Scientists say it can also determine whether we succeed in life and increases the chances of who can become either prime ministers or prisoners.
"The primary influences that will determine your success in life are set in those first four years - the first nine months before your birth and the three years after you're born," says Sir Peter Gluckman.
He and his colleagues at Koi Tu: The Centre for Informed Futures say if executive functions - such as planning, thinking, memory, and emotional regulation - don't develop properly, there can be lifelong consequences.
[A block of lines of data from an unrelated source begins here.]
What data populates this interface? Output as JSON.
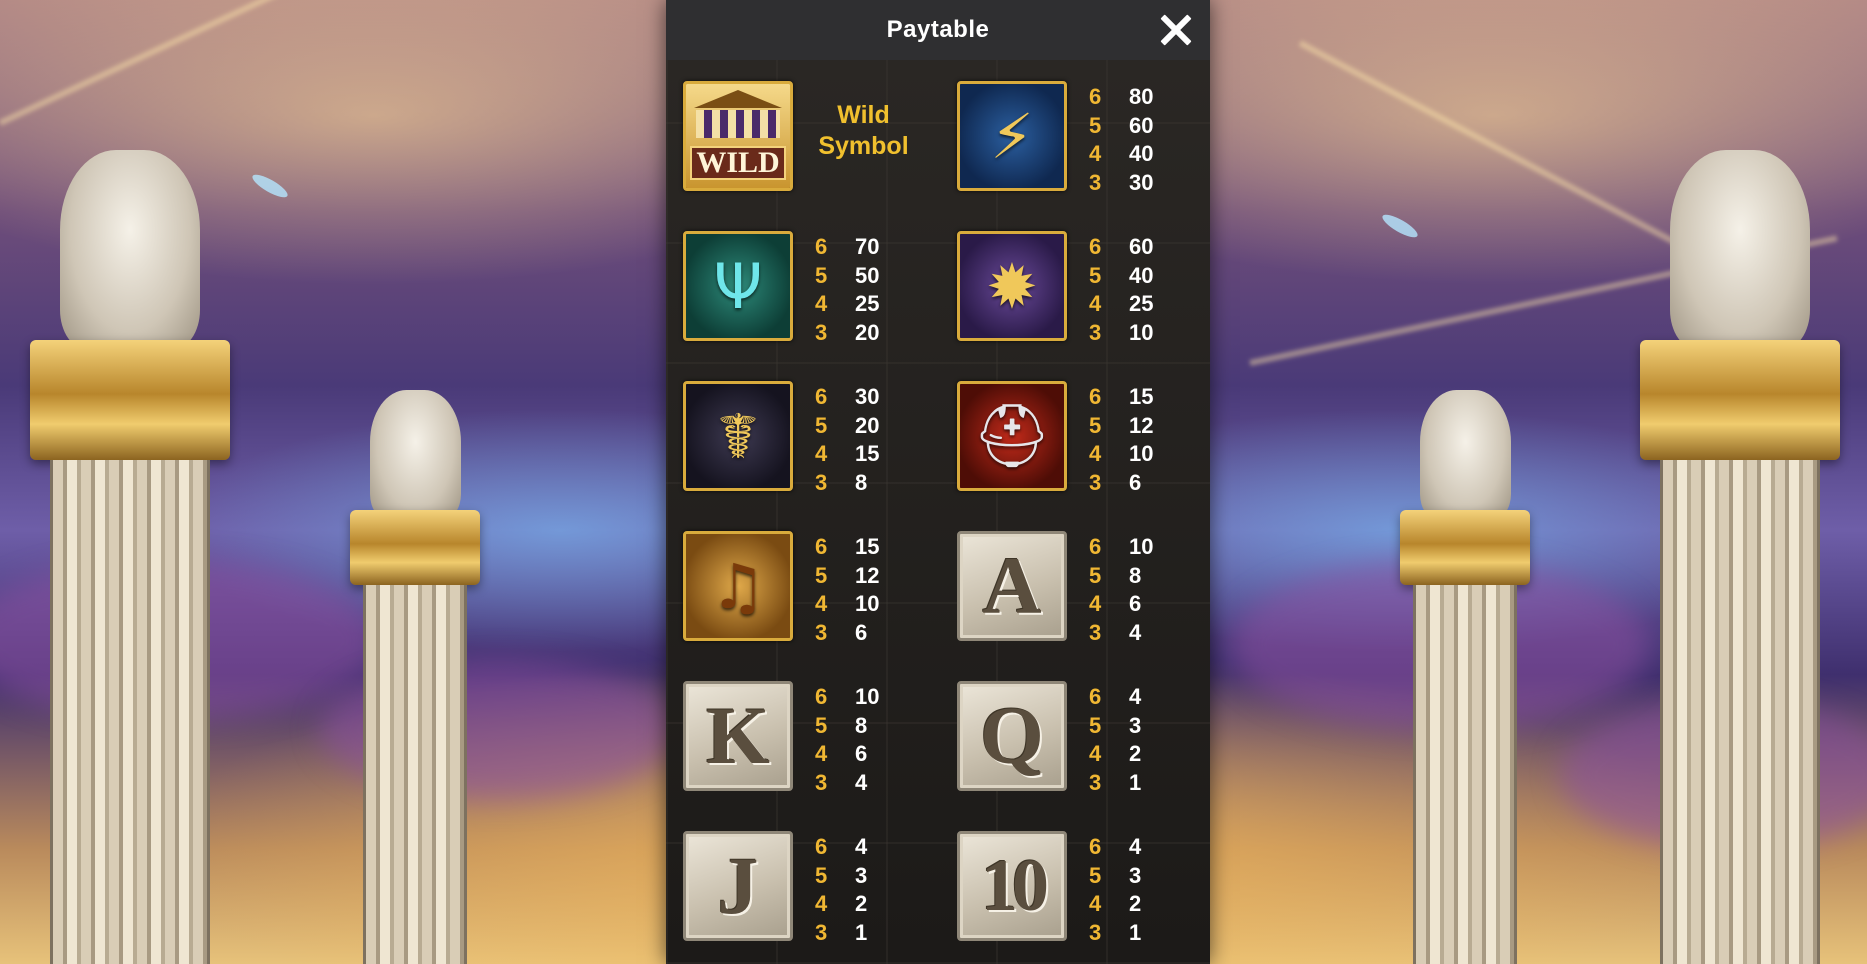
{
  "header": {
    "title": "Paytable",
    "close_icon": "close-icon"
  },
  "colors": {
    "count": "#f0b733",
    "value": "#ffffff",
    "wild_label": "#f0c02e",
    "header_bg": "#2f2f31",
    "panel_bg": "#1e1c1b"
  },
  "wild": {
    "tile_text": "WILD",
    "label_line1": "Wild",
    "label_line2": "Symbol"
  },
  "symbols": [
    {
      "icon": "zeus-fist-lightning-icon",
      "pays": [
        {
          "count": "6",
          "value": "80"
        },
        {
          "count": "5",
          "value": "60"
        },
        {
          "count": "4",
          "value": "40"
        },
        {
          "count": "3",
          "value": "30"
        }
      ]
    },
    {
      "icon": "trident-icon",
      "pays": [
        {
          "count": "6",
          "value": "70"
        },
        {
          "count": "5",
          "value": "50"
        },
        {
          "count": "4",
          "value": "25"
        },
        {
          "count": "3",
          "value": "20"
        }
      ]
    },
    {
      "icon": "owl-shield-icon",
      "pays": [
        {
          "count": "6",
          "value": "60"
        },
        {
          "count": "5",
          "value": "40"
        },
        {
          "count": "4",
          "value": "25"
        },
        {
          "count": "3",
          "value": "10"
        }
      ]
    },
    {
      "icon": "caduceus-icon",
      "pays": [
        {
          "count": "6",
          "value": "30"
        },
        {
          "count": "5",
          "value": "20"
        },
        {
          "count": "4",
          "value": "15"
        },
        {
          "count": "3",
          "value": "8"
        }
      ]
    },
    {
      "icon": "spartan-helmet-icon",
      "pays": [
        {
          "count": "6",
          "value": "15"
        },
        {
          "count": "5",
          "value": "12"
        },
        {
          "count": "4",
          "value": "10"
        },
        {
          "count": "3",
          "value": "6"
        }
      ]
    },
    {
      "icon": "lyre-icon",
      "pays": [
        {
          "count": "6",
          "value": "15"
        },
        {
          "count": "5",
          "value": "12"
        },
        {
          "count": "4",
          "value": "10"
        },
        {
          "count": "3",
          "value": "6"
        }
      ]
    },
    {
      "letter": "A",
      "pays": [
        {
          "count": "6",
          "value": "10"
        },
        {
          "count": "5",
          "value": "8"
        },
        {
          "count": "4",
          "value": "6"
        },
        {
          "count": "3",
          "value": "4"
        }
      ]
    },
    {
      "letter": "K",
      "pays": [
        {
          "count": "6",
          "value": "10"
        },
        {
          "count": "5",
          "value": "8"
        },
        {
          "count": "4",
          "value": "6"
        },
        {
          "count": "3",
          "value": "4"
        }
      ]
    },
    {
      "letter": "Q",
      "pays": [
        {
          "count": "6",
          "value": "4"
        },
        {
          "count": "5",
          "value": "3"
        },
        {
          "count": "4",
          "value": "2"
        },
        {
          "count": "3",
          "value": "1"
        }
      ]
    },
    {
      "letter": "J",
      "pays": [
        {
          "count": "6",
          "value": "4"
        },
        {
          "count": "5",
          "value": "3"
        },
        {
          "count": "4",
          "value": "2"
        },
        {
          "count": "3",
          "value": "1"
        }
      ]
    },
    {
      "letter": "10",
      "pays": [
        {
          "count": "6",
          "value": "4"
        },
        {
          "count": "5",
          "value": "3"
        },
        {
          "count": "4",
          "value": "2"
        },
        {
          "count": "3",
          "value": "1"
        }
      ]
    }
  ]
}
It can determine if you fail at school, have poor mental health, get involved in crime, and ultimately could be passed on to the next generation.
The scientists say there's research that shows by two years of age, they can somewhat predict what can happen to people over the rest of their lives.
Good executive functions are tied to positive environments, including a calm and happy pregnancy, positive and active interactions with parents and caregivers, less screen time, and more time hitting the books.
All of these things are especially tough for parents and caregivers struggling in poverty, and Sir Peter is calling for better policy to address inequities.
"It's not just about economic support, it's about other forms of emotional and social support as well," he says.
To ensure all tamariki have the best start so they can go on to lead better lives.